For as long as I can remember, I’ve been very concerned about whether other people “like” me or not.
I think this began in elementary school, where we were suddenly (and publicly) able to showcase who we wanted to associate ourselves with. And ultimately, who we didn’t want to associate ourselves with.
I started to get a complex about if people “liked me” or not.
If someone said or did something that wasn’t what I expected, I would automatically default to “s/he probably doesn’t like me, that’s why” in order to explain the behaviour.
It followed me into public speaking, where I worried about what I might say (or not say) that would offend someone else, and therefore affect whether I was “likeable” or not. And so I would censor my content.
It’s haunted me as I stepped into adulthood, where I would lose sleep thinking about the possibility that somebody I worked with or managed didn’t “like me”.
It has often contributed to my writing and online presence, creating road blocks about specific topics, and I would regularly find myself again being censored and less candid for fear of saying something unpopular. Cue: disliking.
And now, as if I didn’t already have an issue with the “likeness” factor, our world is heavily revolving around an online environment where people get sucked into seeking value, self worth, and gratification through the amount of “likes” we get on social media.
(And I thought I was making progress. Thanks a lot, instagram. *eye roll*)
I am in a constant state of attempting to grow and evolve mentally, and while I still have some work to do with my fear that people won’t like me, I have made a huge realization.
It’s really groundbreaking.
I’m preeetty sure I’m the first person on earth who has ever determined this, and then felt FREE AS A BIRD once they accepted it.
Not everybody is going to like me.
They just aren’t.
There may not even be a reason.
I may not have said something offensive; I may not have an annoying voice; I may not have a poor sense of humour… they just. don’t. like. me.

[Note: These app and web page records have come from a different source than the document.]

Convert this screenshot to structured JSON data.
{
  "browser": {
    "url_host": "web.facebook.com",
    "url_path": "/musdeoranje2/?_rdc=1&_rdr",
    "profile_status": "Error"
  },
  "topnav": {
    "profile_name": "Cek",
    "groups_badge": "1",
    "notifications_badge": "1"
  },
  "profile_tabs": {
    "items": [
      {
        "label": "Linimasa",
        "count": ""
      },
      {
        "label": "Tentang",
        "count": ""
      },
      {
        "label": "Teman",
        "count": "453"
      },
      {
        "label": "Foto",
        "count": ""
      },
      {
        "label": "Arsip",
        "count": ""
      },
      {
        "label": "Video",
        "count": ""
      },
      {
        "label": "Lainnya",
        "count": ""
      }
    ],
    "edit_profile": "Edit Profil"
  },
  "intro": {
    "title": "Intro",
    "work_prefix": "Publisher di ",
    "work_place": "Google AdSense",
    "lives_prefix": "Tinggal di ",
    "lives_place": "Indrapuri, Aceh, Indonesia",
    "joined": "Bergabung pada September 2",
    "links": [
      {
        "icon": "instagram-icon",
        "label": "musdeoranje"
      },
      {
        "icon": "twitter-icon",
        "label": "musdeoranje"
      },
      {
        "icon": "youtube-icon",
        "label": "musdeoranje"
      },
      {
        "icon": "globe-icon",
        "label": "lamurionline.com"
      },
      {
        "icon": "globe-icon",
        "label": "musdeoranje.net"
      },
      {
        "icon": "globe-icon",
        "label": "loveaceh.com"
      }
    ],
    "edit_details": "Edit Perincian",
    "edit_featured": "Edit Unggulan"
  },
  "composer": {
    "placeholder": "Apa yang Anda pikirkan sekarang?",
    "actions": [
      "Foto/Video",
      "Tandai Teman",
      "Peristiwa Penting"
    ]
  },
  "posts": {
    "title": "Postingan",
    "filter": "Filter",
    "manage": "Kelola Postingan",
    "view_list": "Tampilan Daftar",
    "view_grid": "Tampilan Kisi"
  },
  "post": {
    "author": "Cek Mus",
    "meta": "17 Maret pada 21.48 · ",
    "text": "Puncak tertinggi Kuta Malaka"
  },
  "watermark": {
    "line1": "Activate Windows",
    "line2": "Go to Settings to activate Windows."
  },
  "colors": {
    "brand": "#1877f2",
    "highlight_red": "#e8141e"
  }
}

And that’s okay.
I don’t like vanilla ice cream. (Do you? Probably, right?)
I don’t like beer.
Vanilla ice cream and beer have never slighted me. Ever. They’re actually quite popular with probably 99% of the world. Like, they for sure sit at the cool table.
But I just don’t like them. I don’t even have a reason.
We all have different, internal and inherent likes and dislikes, and that can apply to people, too.
Sometimes, someone reminds you (maybe even just visually) of an ex-partner or friend. If there are some old wounds there, it won’t matter what that person does or says, you may already decide, by association – based on absolutely nothing else – that you aren’t interested and you don’t like them. Fair enough.
Sometimes, you don’t have any similar interests, or anything in common at all. That’s okay.
Sometimes, you have no reason. And you don’t need one.
I don’t have a reason for not liking vanilla ice cream. It tastes fine, I guess. If someone served it at their dinner party as dessert, I would eat it. I’m not allergic to it, I didn’t have a bad experience with it… I just don’t like it. Why bother eating it if it’s just… meh?
And sometimes, just like things, there are people that don’t serve you.
I’ve finally realized, that sometimes as a person, I may not mesh with another human.
And that’s OKAY.
I don’t know why it’s taken me 30 years to realize this. But it’s totally freeing.
You won’t serve everybody you meet. You won’t have opinions that mesh with everyone. That’s why this world is so amazing and unique.
Find your people, and you won’t need to question whether they like you or not. You’ll know.
There’s an ice cream flavour for everyone. Just be yourself. Even if you’re vanilla flavour.
Many people like it, just the way it is.
If you have any thoughts on this, I’d love to hear them. Leave me a comment, or send me an email.